Saved data entries
####

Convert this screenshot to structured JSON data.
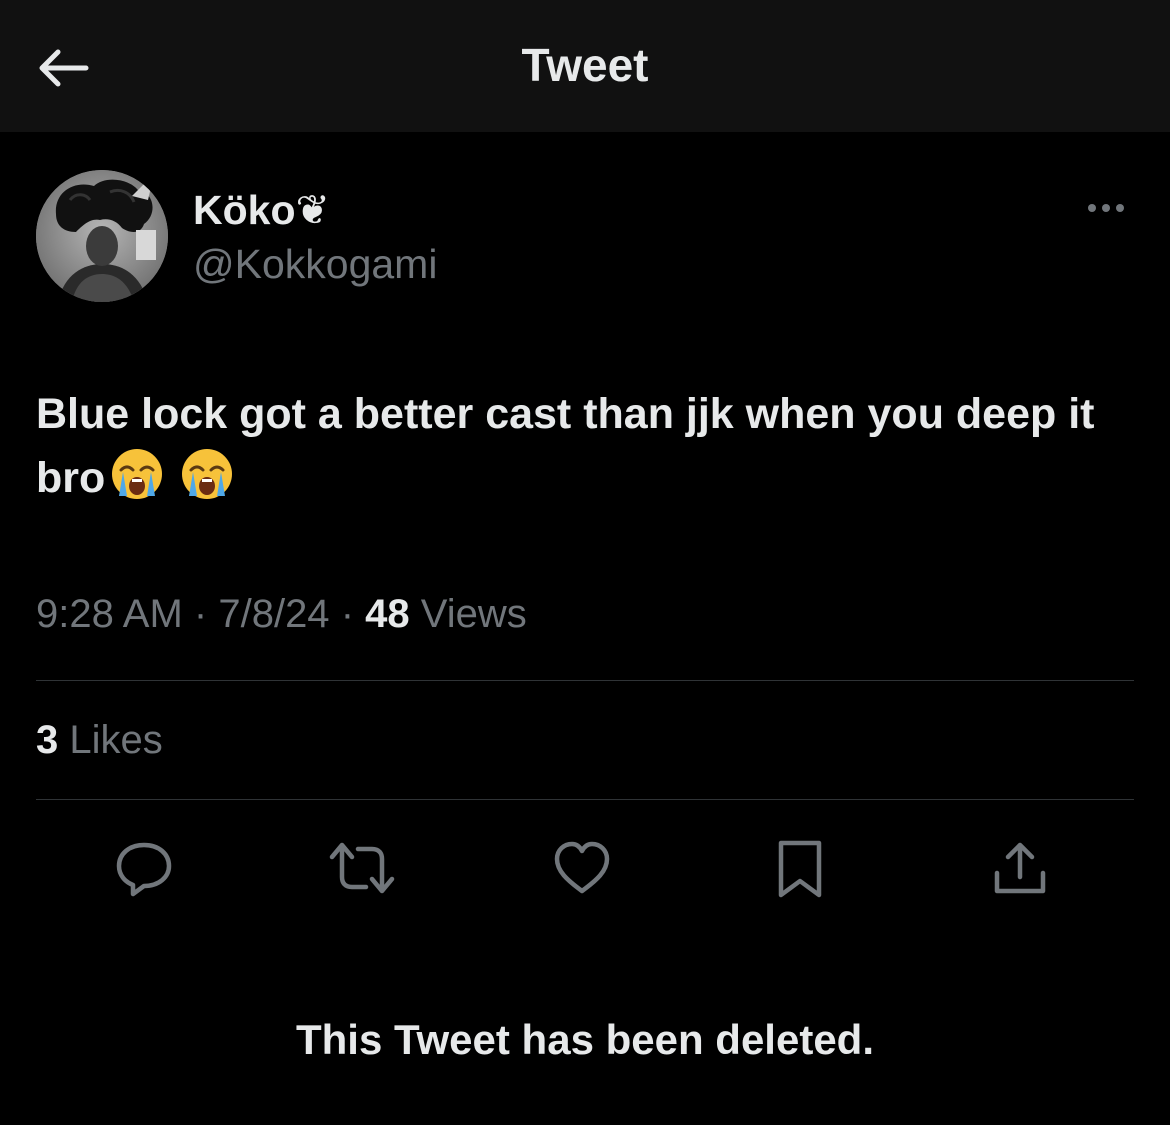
{
  "header": {
    "title": "Tweet",
    "back_icon": "arrow-left-icon"
  },
  "author": {
    "display_name": "Köko❦",
    "handle": "@Kokkogami",
    "avatar_icon": "profile-photo"
  },
  "tweet": {
    "text": "Blue lock got a better cast than jjk when you deep it bro",
    "emojis": [
      "😭",
      "😭"
    ],
    "emoji_icons": [
      "loudly-crying-face-icon",
      "loudly-crying-face-icon"
    ]
  },
  "meta": {
    "time": "9:28 AM",
    "separator": "·",
    "date": "7/8/24",
    "views_count": "48",
    "views_label": "Views"
  },
  "engagement": {
    "likes_count": "3",
    "likes_label": "Likes"
  },
  "actions": [
    "reply-icon",
    "retweet-icon",
    "like-icon",
    "bookmark-icon",
    "share-icon"
  ],
  "quoted_status": {
    "message": "This Tweet has been deleted."
  },
  "colors": {
    "background": "#000000",
    "header_bg": "#111111",
    "primary_text": "#e7e9ea",
    "secondary_text": "#71767b",
    "divider": "#2f3336"
  }
}
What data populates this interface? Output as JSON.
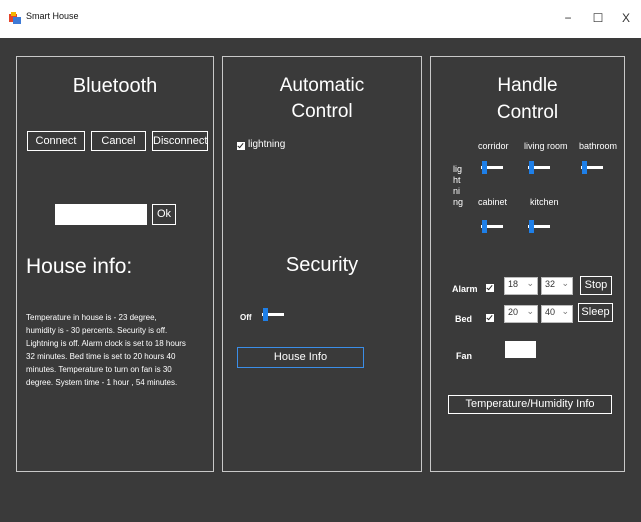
{
  "window": {
    "title": "Smart House",
    "minimize_glyph": "−",
    "maximize_glyph": "☐",
    "close_glyph": "X",
    "icon": "smart-house-app-icon"
  },
  "bluetooth": {
    "title": "Bluetooth",
    "connect_label": "Connect",
    "cancel_label": "Cancel",
    "disconnect_label": "Disconnect",
    "input_value": "",
    "ok_label": "Ok"
  },
  "house_info": {
    "title": "House info:",
    "lines": [
      "Temperature in house is - 23 degree,",
      "humidity is - 30 percents. Security is off.",
      "Lightning is off. Alarm clock is set to 18 hours",
      "32 minutes.  Bed time is set to 20 hours 40",
      "minutes.  Temperature to turn on fan is 30",
      "degree. System time - 1 hour , 54 minutes."
    ]
  },
  "automatic": {
    "title_line1": "Automatic",
    "title_line2": "Control",
    "lightning_label": "lightning",
    "lightning_checked": true
  },
  "security": {
    "title": "Security",
    "state_label": "Off",
    "house_info_button": "House Info"
  },
  "handle": {
    "title_line1": "Handle",
    "title_line2": "Control",
    "lighting_vertical": [
      "lig",
      "ht",
      "ni",
      "ng"
    ],
    "rooms": {
      "corridor": "corridor",
      "living_room": "living room",
      "bathroom": "bathroom",
      "cabinet": "cabinet",
      "kitchen": "kitchen"
    },
    "alarm_label": "Alarm",
    "alarm_checked": true,
    "alarm_hours": "18",
    "alarm_minutes": "32",
    "stop_label": "Stop",
    "bed_label": "Bed",
    "bed_checked": true,
    "bed_hours": "20",
    "bed_minutes": "40",
    "sleep_label": "Sleep",
    "fan_label": "Fan",
    "fan_value": "",
    "temp_humidity_button": "Temperature/Humidity Info"
  },
  "colors": {
    "background": "#3a3a3a",
    "accent": "#1e7fe8",
    "text": "#ffffff"
  }
}
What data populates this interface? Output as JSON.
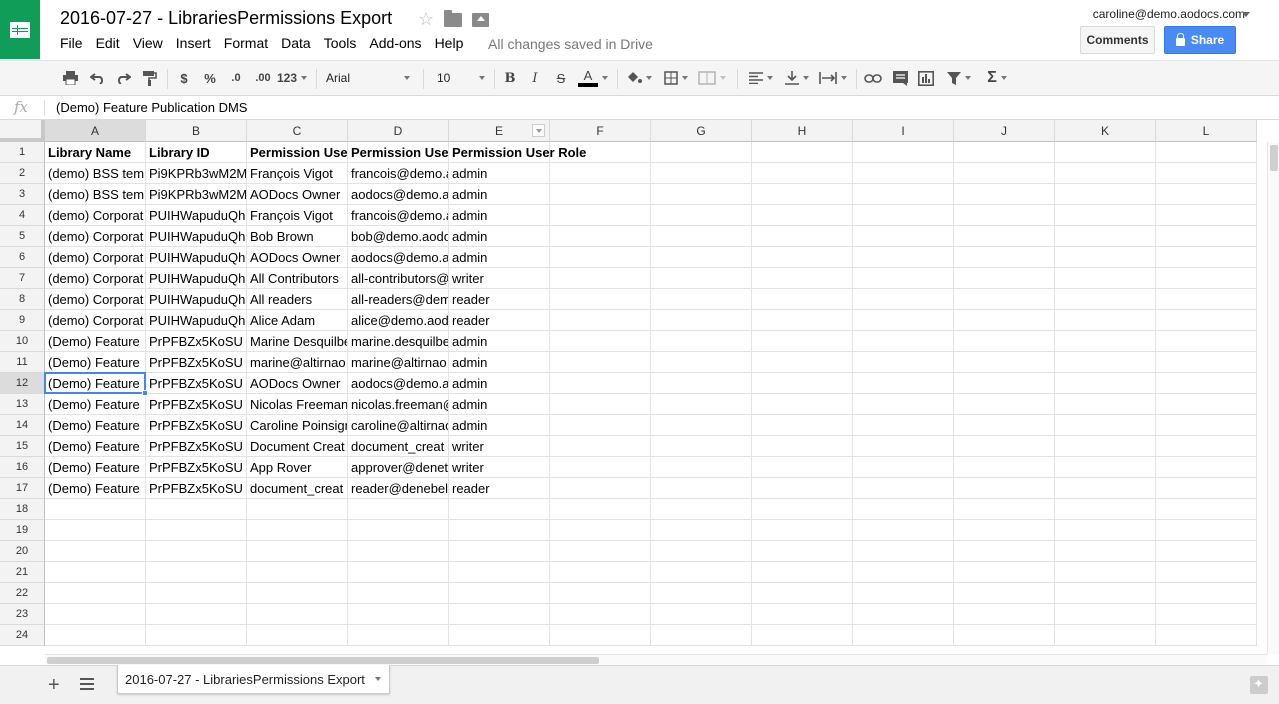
{
  "header": {
    "doc_title": "2016-07-27 - LibrariesPermissions Export",
    "account": "caroline@demo.aodocs.com",
    "saved_status": "All changes saved in Drive",
    "comments_label": "Comments",
    "share_label": "Share",
    "menu": [
      "File",
      "Edit",
      "View",
      "Insert",
      "Format",
      "Data",
      "Tools",
      "Add-ons",
      "Help"
    ]
  },
  "toolbar": {
    "currency": "$",
    "percent": "%",
    "dec_less": ".0",
    "dec_more": ".00",
    "more_formats": "123",
    "font": "Arial",
    "font_size": "10",
    "bold": "B",
    "italic": "I",
    "strike": "S",
    "text_color": "A",
    "text_color_value": "#000000"
  },
  "formula_bar": {
    "fx": "fx",
    "value": "(Demo) Feature Publication DMS"
  },
  "grid": {
    "columns": [
      "A",
      "B",
      "C",
      "D",
      "E",
      "F",
      "G",
      "H",
      "I",
      "J",
      "K",
      "L"
    ],
    "row_numbers": [
      "1",
      "2",
      "3",
      "4",
      "5",
      "6",
      "7",
      "8",
      "9",
      "10",
      "11",
      "12",
      "13",
      "14",
      "15",
      "16",
      "17",
      "18",
      "19",
      "20",
      "21",
      "22",
      "23",
      "24"
    ],
    "selected_cell": "A12",
    "header_row": [
      "Library Name",
      "Library ID",
      "Permission Use",
      "Permission Use",
      "Permission User Role"
    ],
    "rows": [
      [
        "(demo) BSS tem",
        "Pi9KPRb3wM2M",
        "François Vigot",
        "francois@demo.a",
        "admin"
      ],
      [
        "(demo) BSS tem",
        "Pi9KPRb3wM2M",
        "AODocs Owner",
        "aodocs@demo.a",
        "admin"
      ],
      [
        "(demo) Corporat",
        "PUIHWapuduQh",
        "François Vigot",
        "francois@demo.a",
        "admin"
      ],
      [
        "(demo) Corporat",
        "PUIHWapuduQh",
        "Bob Brown",
        "bob@demo.aodo",
        "admin"
      ],
      [
        "(demo) Corporat",
        "PUIHWapuduQh",
        "AODocs Owner",
        "aodocs@demo.a",
        "admin"
      ],
      [
        "(demo) Corporat",
        "PUIHWapuduQh",
        "All Contributors",
        "all-contributors@",
        "writer"
      ],
      [
        "(demo) Corporat",
        "PUIHWapuduQh",
        "All readers",
        "all-readers@dem",
        "reader"
      ],
      [
        "(demo) Corporat",
        "PUIHWapuduQh",
        "Alice Adam",
        "alice@demo.aod",
        "reader"
      ],
      [
        "(Demo) Feature",
        "PrPFBZx5KoSU",
        "Marine Desquilbe",
        "marine.desquilbe",
        "admin"
      ],
      [
        "(Demo) Feature",
        "PrPFBZx5KoSU",
        "marine@altirnao",
        "marine@altirnao",
        "admin"
      ],
      [
        "(Demo) Feature",
        "PrPFBZx5KoSU",
        "AODocs Owner",
        "aodocs@demo.a",
        "admin"
      ],
      [
        "(Demo) Feature",
        "PrPFBZx5KoSU",
        "Nicolas Freeman",
        "nicolas.freeman@",
        "admin"
      ],
      [
        "(Demo) Feature",
        "PrPFBZx5KoSU",
        "Caroline Poinsign",
        "caroline@altirnao",
        "admin"
      ],
      [
        "(Demo) Feature",
        "PrPFBZx5KoSU",
        "Document Creat",
        "document_creat",
        "writer"
      ],
      [
        "(Demo) Feature",
        "PrPFBZx5KoSU",
        "App Rover",
        "approver@denet",
        "writer"
      ],
      [
        "(Demo) Feature",
        "PrPFBZx5KoSU",
        "document_creat",
        "reader@denebel",
        "reader"
      ]
    ]
  },
  "sheet_tabs": [
    {
      "label": "2016-07-27 - LibrariesPermissions Export",
      "active": true
    }
  ],
  "colors": {
    "brand_green": "#0f9d58",
    "share_blue": "#4a8af4",
    "selection_blue": "#4285f4"
  }
}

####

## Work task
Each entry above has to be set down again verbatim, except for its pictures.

## Output of the task
Convert this screenshot to structured JSON data.
{
  "header": {
    "title": "Tweet",
    "back_icon": "arrow-left-icon"
  },
  "author": {
    "display_name": "Köko❦",
    "handle": "@Kokkogami",
    "avatar_icon": "profile-photo"
  },
  "tweet": {
    "text": "Blue lock got a better cast than jjk when you deep it bro",
    "emojis": [
      "😭",
      "😭"
    ],
    "emoji_icons": [
      "loudly-crying-face-icon",
      "loudly-crying-face-icon"
    ]
  },
  "meta": {
    "time": "9:28 AM",
    "separator": "·",
    "date": "7/8/24",
    "views_count": "48",
    "views_label": "Views"
  },
  "engagement": {
    "likes_count": "3",
    "likes_label": "Likes"
  },
  "actions": [
    "reply-icon",
    "retweet-icon",
    "like-icon",
    "bookmark-icon",
    "share-icon"
  ],
  "quoted_status": {
    "message": "This Tweet has been deleted."
  },
  "colors": {
    "background": "#000000",
    "header_bg": "#111111",
    "primary_text": "#e7e9ea",
    "secondary_text": "#71767b",
    "divider": "#2f3336"
  }
}
What data populates this interface? Output as JSON.
{
  "window": {
    "title": "Smart House",
    "minimize_glyph": "−",
    "maximize_glyph": "☐",
    "close_glyph": "X",
    "icon": "smart-house-app-icon"
  },
  "bluetooth": {
    "title": "Bluetooth",
    "connect_label": "Connect",
    "cancel_label": "Cancel",
    "disconnect_label": "Disconnect",
    "input_value": "",
    "ok_label": "Ok"
  },
  "house_info": {
    "title": "House info:",
    "lines": [
      "Temperature in house is - 23 degree,",
      "humidity is - 30 percents. Security is off.",
      "Lightning is off. Alarm clock is set to 18 hours",
      "32 minutes.  Bed time is set to 20 hours 40",
      "minutes.  Temperature to turn on fan is 30",
      "degree. System time - 1 hour , 54 minutes."
    ]
  },
  "automatic": {
    "title_line1": "Automatic",
    "title_line2": "Control",
    "lightning_label": "lightning",
    "lightning_checked": true
  },
  "security": {
    "title": "Security",
    "state_label": "Off",
    "house_info_button": "House Info"
  },
  "handle": {
    "title_line1": "Handle",
    "title_line2": "Control",
    "lighting_vertical": [
      "lig",
      "ht",
      "ni",
      "ng"
    ],
    "rooms": {
      "corridor": "corridor",
      "living_room": "living room",
      "bathroom": "bathroom",
      "cabinet": "cabinet",
      "kitchen": "kitchen"
    },
    "alarm_label": "Alarm",
    "alarm_checked": true,
    "alarm_hours": "18",
    "alarm_minutes": "32",
    "stop_label": "Stop",
    "bed_label": "Bed",
    "bed_checked": true,
    "bed_hours": "20",
    "bed_minutes": "40",
    "sleep_label": "Sleep",
    "fan_label": "Fan",
    "fan_value": "",
    "temp_humidity_button": "Temperature/Humidity Info"
  },
  "colors": {
    "background": "#3a3a3a",
    "accent": "#1e7fe8",
    "text": "#ffffff"
  }
}
What data populates this interface? Output as JSON.
{
  "header": {
    "doc_title": "2016-07-27 - LibrariesPermissions Export",
    "account": "caroline@demo.aodocs.com",
    "saved_status": "All changes saved in Drive",
    "comments_label": "Comments",
    "share_label": "Share",
    "menu": [
      "File",
      "Edit",
      "View",
      "Insert",
      "Format",
      "Data",
      "Tools",
      "Add-ons",
      "Help"
    ]
  },
  "toolbar": {
    "currency": "$",
    "percent": "%",
    "dec_less": ".0",
    "dec_more": ".00",
    "more_formats": "123",
    "font": "Arial",
    "font_size": "10",
    "bold": "B",
    "italic": "I",
    "strike": "S",
    "text_color": "A",
    "text_color_value": "#000000"
  },
  "formula_bar": {
    "fx": "fx",
    "value": "(Demo) Feature Publication DMS"
  },
  "grid": {
    "columns": [
      "A",
      "B",
      "C",
      "D",
      "E",
      "F",
      "G",
      "H",
      "I",
      "J",
      "K",
      "L"
    ],
    "row_numbers": [
      "1",
      "2",
      "3",
      "4",
      "5",
      "6",
      "7",
      "8",
      "9",
      "10",
      "11",
      "12",
      "13",
      "14",
      "15",
      "16",
      "17",
      "18",
      "19",
      "20",
      "21",
      "22",
      "23",
      "24"
    ],
    "selected_cell": "A12",
    "header_row": [
      "Library Name",
      "Library ID",
      "Permission Use",
      "Permission Use",
      "Permission User Role"
    ],
    "rows": [
      [
        "(demo) BSS tem",
        "Pi9KPRb3wM2M",
        "François Vigot",
        "francois@demo.a",
        "admin"
      ],
      [
        "(demo) BSS tem",
        "Pi9KPRb3wM2M",
        "AODocs Owner",
        "aodocs@demo.a",
        "admin"
      ],
      [
        "(demo) Corporat",
        "PUIHWapuduQh",
        "François Vigot",
        "francois@demo.a",
        "admin"
      ],
      [
        "(demo) Corporat",
        "PUIHWapuduQh",
        "Bob Brown",
        "bob@demo.aodo",
        "admin"
      ],
      [
        "(demo) Corporat",
        "PUIHWapuduQh",
        "AODocs Owner",
        "aodocs@demo.a",
        "admin"
      ],
      [
        "(demo) Corporat",
        "PUIHWapuduQh",
        "All Contributors",
        "all-contributors@",
        "writer"
      ],
      [
        "(demo) Corporat",
        "PUIHWapuduQh",
        "All readers",
        "all-readers@dem",
        "reader"
      ],
      [
        "(demo) Corporat",
        "PUIHWapuduQh",
        "Alice Adam",
        "alice@demo.aod",
        "reader"
      ],
      [
        "(Demo) Feature",
        "PrPFBZx5KoSU",
        "Marine Desquilbe",
        "marine.desquilbe",
        "admin"
      ],
      [
        "(Demo) Feature",
        "PrPFBZx5KoSU",
        "marine@altirnao",
        "marine@altirnao",
        "admin"
      ],
      [
        "(Demo) Feature",
        "PrPFBZx5KoSU",
        "AODocs Owner",
        "aodocs@demo.a",
        "admin"
      ],
      [
        "(Demo) Feature",
        "PrPFBZx5KoSU",
        "Nicolas Freeman",
        "nicolas.freeman@",
        "admin"
      ],
      [
        "(Demo) Feature",
        "PrPFBZx5KoSU",
        "Caroline Poinsign",
        "caroline@altirnao",
        "admin"
      ],
      [
        "(Demo) Feature",
        "PrPFBZx5KoSU",
        "Document Creat",
        "document_creat",
        "writer"
      ],
      [
        "(Demo) Feature",
        "PrPFBZx5KoSU",
        "App Rover",
        "approver@denet",
        "writer"
      ],
      [
        "(Demo) Feature",
        "PrPFBZx5KoSU",
        "document_creat",
        "reader@denebel",
        "reader"
      ]
    ]
  },
  "sheet_tabs": [
    {
      "label": "2016-07-27 - LibrariesPermissions Export",
      "active": true
    }
  ],
  "colors": {
    "brand_green": "#0f9d58",
    "share_blue": "#4a8af4",
    "selection_blue": "#4285f4"
  }
}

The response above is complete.